YOUR INSTRUCTIONS = The answer must be every line of the records below that contains the word "响应时间", copied out.

DATASET EXCERPTS =
_ _ _

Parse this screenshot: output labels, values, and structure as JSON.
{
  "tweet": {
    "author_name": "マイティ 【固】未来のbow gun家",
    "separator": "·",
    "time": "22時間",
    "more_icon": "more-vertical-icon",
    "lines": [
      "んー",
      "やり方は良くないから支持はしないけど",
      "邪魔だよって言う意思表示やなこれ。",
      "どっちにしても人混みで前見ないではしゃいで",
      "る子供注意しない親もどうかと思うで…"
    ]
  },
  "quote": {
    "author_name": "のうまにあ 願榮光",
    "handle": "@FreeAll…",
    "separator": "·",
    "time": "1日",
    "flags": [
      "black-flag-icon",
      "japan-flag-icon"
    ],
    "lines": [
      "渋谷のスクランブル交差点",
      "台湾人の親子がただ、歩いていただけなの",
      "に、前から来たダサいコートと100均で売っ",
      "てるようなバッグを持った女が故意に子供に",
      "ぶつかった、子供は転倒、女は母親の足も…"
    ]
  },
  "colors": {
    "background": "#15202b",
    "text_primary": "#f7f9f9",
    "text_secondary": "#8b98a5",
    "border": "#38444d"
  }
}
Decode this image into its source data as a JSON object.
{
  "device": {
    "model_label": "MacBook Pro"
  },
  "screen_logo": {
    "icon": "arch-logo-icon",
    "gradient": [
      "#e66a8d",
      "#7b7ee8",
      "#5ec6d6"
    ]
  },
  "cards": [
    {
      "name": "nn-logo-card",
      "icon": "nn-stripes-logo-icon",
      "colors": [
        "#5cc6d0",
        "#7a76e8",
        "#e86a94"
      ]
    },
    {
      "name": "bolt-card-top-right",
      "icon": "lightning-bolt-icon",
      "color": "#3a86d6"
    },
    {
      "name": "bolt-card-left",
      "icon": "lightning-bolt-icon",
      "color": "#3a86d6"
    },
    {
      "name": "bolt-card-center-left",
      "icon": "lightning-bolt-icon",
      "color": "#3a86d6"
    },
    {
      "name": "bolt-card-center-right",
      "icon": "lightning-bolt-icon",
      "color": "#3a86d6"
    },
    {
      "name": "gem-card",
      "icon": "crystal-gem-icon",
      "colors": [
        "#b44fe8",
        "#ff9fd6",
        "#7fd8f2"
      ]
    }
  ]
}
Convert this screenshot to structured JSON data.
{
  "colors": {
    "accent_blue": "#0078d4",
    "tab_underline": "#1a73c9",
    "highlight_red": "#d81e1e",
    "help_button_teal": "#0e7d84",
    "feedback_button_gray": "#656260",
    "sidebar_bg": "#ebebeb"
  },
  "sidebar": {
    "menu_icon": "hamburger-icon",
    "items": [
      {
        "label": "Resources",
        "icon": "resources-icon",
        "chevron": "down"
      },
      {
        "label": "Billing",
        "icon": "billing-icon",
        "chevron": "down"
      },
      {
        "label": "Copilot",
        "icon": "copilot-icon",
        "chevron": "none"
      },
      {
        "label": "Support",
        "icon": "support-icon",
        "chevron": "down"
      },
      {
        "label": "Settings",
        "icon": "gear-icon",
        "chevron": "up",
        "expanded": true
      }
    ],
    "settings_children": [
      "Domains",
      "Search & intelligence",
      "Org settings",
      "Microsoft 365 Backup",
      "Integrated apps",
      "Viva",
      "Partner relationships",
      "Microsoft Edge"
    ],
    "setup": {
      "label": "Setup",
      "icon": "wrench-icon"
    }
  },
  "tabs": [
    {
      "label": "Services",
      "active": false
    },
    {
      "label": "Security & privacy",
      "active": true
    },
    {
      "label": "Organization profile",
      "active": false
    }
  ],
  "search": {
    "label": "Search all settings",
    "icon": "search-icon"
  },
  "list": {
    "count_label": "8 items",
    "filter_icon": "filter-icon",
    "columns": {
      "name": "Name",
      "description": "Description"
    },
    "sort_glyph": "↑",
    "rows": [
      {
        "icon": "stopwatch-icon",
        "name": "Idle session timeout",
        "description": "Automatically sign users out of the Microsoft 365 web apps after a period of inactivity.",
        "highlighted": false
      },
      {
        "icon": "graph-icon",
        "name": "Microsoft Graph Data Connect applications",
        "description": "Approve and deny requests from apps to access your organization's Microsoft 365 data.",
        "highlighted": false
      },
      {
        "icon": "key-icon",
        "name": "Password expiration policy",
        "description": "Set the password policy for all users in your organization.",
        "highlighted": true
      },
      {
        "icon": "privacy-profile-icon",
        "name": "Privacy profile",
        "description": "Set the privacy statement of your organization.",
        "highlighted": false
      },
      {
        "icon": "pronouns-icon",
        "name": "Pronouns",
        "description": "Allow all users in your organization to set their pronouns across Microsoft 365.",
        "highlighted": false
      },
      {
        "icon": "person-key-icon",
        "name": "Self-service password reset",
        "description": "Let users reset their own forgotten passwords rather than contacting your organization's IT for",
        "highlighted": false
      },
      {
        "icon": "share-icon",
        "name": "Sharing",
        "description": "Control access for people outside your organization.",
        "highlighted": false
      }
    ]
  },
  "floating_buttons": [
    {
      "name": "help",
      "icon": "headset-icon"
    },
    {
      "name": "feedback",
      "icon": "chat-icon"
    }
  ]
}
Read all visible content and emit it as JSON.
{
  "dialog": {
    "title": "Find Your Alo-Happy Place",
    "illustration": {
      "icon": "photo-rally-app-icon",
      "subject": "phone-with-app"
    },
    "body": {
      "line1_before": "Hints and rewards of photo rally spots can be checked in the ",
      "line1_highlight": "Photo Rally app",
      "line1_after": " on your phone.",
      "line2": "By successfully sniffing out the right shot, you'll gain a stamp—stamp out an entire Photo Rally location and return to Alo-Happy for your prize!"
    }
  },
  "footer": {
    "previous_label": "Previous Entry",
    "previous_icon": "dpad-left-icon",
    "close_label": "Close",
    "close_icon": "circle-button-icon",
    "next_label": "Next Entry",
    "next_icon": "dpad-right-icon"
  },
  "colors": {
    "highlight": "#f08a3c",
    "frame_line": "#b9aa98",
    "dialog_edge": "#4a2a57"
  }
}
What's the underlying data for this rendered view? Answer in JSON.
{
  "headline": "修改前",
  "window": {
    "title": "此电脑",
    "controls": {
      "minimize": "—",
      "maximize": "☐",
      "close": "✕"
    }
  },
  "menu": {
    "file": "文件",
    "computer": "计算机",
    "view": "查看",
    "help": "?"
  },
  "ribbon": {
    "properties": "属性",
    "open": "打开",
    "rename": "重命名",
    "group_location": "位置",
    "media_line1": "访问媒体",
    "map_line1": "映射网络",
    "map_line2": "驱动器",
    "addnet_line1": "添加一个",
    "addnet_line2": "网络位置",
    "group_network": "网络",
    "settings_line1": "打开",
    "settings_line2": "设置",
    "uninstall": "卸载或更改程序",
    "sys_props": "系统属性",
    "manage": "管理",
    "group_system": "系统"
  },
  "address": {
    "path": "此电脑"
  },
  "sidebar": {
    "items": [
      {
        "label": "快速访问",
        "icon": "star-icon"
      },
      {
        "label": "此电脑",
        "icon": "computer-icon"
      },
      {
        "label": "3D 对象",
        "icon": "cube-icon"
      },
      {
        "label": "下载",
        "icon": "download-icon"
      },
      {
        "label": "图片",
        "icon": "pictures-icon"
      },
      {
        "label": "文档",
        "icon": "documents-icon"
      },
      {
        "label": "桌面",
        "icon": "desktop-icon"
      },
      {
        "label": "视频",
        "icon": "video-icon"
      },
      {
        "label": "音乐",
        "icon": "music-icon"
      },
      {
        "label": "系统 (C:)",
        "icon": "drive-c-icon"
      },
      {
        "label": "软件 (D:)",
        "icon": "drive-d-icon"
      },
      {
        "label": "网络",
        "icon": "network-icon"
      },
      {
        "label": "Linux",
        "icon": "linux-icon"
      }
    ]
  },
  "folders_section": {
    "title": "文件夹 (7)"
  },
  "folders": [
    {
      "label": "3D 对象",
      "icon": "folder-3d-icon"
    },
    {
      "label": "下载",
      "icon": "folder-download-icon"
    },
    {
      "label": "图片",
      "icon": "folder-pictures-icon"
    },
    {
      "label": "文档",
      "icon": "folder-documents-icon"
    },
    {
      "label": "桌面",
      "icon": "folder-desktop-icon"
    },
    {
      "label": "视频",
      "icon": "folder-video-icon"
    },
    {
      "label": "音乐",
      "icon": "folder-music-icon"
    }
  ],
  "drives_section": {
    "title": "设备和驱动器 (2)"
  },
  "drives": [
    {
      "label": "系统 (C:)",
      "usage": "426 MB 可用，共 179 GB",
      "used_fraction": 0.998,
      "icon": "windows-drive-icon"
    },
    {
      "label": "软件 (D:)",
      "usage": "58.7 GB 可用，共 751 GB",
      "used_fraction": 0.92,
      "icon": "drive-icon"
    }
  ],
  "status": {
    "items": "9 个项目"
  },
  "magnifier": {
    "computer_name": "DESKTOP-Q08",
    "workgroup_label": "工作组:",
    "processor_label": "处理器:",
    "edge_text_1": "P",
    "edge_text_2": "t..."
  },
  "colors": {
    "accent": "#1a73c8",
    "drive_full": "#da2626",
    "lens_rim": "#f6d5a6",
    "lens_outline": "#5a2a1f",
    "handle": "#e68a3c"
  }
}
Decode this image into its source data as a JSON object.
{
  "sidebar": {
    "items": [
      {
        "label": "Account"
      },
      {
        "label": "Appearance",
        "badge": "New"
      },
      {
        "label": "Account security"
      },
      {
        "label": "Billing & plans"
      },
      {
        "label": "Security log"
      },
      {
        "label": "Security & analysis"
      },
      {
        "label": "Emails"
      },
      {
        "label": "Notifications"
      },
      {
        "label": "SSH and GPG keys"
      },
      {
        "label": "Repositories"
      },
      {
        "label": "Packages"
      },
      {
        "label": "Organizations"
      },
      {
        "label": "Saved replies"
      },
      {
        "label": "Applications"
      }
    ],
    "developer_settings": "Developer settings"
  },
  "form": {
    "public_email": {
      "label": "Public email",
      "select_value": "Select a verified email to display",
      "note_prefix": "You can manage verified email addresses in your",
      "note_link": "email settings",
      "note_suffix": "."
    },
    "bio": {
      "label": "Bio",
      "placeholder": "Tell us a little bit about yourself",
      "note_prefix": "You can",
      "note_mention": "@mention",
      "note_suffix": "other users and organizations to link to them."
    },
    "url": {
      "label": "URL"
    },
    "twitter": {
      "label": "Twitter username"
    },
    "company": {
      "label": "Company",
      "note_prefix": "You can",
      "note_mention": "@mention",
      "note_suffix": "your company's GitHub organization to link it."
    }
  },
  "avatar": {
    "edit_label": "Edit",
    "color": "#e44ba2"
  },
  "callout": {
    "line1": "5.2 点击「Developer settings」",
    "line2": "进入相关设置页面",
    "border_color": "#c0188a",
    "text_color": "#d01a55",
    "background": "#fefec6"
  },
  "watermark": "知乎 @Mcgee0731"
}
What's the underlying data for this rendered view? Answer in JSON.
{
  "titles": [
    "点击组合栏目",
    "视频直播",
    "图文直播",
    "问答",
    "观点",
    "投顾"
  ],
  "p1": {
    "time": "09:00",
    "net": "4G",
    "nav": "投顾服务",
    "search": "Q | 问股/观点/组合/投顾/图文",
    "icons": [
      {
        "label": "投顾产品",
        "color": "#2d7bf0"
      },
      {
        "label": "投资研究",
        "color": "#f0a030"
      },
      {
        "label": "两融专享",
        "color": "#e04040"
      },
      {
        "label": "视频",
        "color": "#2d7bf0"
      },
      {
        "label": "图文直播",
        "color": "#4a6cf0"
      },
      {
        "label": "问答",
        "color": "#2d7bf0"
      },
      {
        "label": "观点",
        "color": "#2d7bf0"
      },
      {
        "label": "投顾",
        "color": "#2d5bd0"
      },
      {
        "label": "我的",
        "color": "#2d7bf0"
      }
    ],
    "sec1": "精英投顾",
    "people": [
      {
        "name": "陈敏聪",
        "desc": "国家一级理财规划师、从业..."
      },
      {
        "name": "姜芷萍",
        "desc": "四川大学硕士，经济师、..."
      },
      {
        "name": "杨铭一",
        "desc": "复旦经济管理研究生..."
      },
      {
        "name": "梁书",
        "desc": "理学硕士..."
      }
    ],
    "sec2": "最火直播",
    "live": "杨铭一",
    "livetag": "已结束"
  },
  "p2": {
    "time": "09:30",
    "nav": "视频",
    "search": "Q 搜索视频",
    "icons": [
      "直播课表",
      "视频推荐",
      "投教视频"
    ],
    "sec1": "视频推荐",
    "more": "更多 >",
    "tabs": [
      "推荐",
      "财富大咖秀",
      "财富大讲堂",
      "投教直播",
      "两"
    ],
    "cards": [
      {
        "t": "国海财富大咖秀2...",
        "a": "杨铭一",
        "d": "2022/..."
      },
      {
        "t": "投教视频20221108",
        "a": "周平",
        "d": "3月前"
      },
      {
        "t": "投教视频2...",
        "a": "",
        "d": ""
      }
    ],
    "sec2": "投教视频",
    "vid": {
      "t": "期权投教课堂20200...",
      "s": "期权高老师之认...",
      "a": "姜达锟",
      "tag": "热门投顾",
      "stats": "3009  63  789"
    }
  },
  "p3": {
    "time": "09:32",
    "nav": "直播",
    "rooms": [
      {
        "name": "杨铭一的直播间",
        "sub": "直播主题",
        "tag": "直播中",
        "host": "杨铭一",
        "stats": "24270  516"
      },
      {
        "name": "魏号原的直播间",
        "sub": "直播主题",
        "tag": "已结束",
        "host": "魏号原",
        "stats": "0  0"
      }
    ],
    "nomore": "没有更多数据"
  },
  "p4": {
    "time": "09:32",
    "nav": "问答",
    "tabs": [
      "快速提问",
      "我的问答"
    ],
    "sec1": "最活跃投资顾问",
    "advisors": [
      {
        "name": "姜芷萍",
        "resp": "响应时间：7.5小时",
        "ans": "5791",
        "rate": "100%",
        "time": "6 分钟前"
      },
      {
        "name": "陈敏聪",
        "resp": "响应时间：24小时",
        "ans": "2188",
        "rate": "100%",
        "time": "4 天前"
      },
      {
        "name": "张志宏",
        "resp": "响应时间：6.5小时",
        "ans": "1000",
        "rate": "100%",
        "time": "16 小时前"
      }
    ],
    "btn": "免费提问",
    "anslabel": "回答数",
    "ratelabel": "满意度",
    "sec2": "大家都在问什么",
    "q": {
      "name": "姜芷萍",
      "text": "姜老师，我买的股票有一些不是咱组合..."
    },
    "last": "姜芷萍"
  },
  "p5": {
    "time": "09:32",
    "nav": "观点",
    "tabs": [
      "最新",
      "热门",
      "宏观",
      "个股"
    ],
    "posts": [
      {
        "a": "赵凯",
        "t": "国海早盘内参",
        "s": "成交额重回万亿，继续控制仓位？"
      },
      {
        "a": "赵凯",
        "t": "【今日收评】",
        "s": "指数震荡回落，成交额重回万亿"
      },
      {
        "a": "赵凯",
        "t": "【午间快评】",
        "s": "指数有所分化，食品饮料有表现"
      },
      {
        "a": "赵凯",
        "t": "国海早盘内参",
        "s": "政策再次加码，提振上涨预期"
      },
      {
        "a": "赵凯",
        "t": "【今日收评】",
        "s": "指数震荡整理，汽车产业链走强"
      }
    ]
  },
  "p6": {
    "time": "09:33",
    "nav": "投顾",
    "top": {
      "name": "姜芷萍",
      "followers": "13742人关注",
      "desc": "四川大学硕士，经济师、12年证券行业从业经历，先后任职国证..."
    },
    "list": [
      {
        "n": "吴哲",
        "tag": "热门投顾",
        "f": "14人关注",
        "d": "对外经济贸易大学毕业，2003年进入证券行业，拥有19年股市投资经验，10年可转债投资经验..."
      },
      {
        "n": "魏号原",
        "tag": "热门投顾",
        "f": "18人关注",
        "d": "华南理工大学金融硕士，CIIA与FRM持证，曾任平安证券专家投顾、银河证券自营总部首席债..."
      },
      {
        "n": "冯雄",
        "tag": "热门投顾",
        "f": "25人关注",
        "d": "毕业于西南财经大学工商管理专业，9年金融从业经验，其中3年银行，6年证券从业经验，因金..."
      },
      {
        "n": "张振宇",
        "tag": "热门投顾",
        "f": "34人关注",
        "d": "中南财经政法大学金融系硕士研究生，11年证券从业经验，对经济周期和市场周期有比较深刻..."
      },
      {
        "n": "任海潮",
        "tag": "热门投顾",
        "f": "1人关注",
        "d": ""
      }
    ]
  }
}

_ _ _

WRITTEN RESPONSE =
        "resp": "响应时间：7.5小时",
        "resp": "响应时间：24小时",
        "resp": "响应时间：6.5小时",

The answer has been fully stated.